» **EXERCISE AIM**
Read the data, and whenever a line holds the word "JSON", report that line.

Dataset rows for apps and sites
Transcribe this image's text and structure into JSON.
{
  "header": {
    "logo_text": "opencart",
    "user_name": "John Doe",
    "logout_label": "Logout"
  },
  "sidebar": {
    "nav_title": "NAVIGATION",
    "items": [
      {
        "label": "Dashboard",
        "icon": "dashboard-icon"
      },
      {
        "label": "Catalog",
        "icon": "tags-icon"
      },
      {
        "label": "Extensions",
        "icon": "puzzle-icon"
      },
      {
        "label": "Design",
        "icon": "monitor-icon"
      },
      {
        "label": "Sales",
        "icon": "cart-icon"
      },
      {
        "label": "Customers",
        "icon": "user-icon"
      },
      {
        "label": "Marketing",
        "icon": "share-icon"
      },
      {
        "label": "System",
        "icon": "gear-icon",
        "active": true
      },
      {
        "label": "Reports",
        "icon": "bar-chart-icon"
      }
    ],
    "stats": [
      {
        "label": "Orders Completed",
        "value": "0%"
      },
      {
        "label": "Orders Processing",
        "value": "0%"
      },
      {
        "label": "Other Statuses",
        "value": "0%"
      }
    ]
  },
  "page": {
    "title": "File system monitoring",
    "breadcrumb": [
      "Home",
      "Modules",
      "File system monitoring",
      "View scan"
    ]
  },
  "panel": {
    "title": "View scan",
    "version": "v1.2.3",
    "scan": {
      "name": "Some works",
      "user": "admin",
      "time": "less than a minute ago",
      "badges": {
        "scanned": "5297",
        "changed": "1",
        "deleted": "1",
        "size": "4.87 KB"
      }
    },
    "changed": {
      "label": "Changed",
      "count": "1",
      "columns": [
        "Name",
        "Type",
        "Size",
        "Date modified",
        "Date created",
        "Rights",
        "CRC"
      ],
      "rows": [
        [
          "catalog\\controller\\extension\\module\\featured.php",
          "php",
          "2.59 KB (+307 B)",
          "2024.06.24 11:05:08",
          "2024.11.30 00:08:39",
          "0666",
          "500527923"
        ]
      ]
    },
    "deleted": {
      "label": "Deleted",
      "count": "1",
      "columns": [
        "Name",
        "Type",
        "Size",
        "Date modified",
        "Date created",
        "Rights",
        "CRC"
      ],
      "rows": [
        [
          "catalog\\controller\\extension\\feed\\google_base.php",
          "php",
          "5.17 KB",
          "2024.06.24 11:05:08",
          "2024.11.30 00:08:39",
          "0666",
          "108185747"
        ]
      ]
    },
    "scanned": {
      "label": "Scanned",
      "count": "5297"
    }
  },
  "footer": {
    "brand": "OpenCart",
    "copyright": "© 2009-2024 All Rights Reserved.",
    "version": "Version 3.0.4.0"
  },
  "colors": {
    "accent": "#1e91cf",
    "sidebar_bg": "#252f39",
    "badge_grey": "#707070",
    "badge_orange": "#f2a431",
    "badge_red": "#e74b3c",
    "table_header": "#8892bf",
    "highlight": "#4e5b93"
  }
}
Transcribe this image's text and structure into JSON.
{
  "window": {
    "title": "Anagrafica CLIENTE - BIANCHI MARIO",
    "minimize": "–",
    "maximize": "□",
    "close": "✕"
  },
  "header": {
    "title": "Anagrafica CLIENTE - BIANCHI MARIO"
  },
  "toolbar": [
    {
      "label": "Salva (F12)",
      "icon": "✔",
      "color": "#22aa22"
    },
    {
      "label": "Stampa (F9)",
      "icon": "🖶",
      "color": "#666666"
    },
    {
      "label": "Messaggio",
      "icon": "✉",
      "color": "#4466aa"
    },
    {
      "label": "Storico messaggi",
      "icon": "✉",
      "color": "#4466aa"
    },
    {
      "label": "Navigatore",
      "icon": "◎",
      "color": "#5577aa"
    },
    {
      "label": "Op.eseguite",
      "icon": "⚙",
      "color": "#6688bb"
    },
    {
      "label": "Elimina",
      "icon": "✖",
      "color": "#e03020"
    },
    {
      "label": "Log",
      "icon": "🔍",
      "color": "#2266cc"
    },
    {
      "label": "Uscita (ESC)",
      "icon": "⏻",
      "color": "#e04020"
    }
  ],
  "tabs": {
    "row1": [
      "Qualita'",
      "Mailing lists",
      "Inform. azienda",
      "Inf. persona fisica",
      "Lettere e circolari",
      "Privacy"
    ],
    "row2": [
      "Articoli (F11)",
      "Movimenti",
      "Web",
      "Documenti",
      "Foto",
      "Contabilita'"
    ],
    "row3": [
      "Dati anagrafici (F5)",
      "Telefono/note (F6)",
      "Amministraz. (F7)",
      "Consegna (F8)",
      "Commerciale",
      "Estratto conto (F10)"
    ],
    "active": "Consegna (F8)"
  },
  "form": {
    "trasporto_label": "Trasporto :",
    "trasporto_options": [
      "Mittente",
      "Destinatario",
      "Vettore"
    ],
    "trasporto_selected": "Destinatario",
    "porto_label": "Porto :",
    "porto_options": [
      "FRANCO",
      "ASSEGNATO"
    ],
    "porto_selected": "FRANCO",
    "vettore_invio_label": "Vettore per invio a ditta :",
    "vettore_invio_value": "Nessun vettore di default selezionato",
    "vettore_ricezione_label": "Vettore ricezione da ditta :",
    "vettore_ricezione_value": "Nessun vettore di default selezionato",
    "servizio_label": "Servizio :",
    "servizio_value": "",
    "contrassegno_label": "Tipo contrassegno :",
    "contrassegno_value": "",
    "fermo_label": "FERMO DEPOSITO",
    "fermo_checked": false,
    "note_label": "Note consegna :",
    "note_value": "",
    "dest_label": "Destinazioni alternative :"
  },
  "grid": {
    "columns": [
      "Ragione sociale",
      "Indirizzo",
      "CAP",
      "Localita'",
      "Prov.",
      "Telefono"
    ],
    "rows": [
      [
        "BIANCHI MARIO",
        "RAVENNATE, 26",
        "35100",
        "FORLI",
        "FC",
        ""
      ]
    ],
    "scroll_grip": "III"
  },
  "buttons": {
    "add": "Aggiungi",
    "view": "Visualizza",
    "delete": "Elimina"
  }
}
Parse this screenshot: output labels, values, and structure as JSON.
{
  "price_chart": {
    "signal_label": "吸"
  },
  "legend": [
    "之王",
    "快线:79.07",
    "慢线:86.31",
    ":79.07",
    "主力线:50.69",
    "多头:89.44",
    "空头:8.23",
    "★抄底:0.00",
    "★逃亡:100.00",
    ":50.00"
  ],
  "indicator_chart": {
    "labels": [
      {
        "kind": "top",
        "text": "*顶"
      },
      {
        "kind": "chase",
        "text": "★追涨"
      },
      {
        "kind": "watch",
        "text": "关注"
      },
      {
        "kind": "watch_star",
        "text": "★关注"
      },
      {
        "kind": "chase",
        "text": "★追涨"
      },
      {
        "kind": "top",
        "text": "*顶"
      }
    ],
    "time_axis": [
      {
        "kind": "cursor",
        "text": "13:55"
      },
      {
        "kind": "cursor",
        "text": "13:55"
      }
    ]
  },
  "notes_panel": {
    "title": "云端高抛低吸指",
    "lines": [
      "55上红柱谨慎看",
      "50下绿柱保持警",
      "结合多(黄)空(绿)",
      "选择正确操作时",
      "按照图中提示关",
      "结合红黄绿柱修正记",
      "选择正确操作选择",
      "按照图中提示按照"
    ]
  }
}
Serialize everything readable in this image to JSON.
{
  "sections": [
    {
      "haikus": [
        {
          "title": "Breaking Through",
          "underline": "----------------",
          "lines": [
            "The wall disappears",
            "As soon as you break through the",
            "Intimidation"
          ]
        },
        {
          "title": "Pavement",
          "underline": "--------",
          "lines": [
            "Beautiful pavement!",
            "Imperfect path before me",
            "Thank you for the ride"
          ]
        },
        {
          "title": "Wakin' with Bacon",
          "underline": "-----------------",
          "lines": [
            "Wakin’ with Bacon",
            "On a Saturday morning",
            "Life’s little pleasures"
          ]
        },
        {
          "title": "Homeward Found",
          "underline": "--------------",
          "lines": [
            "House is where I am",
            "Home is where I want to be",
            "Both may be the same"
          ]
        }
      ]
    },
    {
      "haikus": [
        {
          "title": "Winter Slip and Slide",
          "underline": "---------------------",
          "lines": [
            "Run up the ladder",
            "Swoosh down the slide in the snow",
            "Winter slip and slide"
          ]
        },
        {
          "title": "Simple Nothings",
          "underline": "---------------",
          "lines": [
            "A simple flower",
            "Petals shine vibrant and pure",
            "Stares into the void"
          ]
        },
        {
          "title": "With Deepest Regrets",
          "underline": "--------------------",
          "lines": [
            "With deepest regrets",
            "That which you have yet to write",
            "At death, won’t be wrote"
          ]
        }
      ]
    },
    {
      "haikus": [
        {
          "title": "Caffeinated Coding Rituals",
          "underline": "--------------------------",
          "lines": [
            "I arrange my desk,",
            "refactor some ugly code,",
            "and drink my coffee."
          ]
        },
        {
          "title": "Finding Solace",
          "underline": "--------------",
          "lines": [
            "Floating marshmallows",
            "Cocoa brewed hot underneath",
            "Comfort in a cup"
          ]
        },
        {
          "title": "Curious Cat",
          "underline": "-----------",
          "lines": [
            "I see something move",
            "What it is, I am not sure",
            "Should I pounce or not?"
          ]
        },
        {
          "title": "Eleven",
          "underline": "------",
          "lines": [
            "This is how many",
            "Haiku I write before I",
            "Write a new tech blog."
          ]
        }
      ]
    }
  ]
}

» **WRITTEN REPLY**
Transcribe this image's text and structure into JSON.
Transcribe this image's text and structure into JSON.
Parse this screenshot: output labels, values, and structure as JSON.
Serialize everything readable in this image to JSON.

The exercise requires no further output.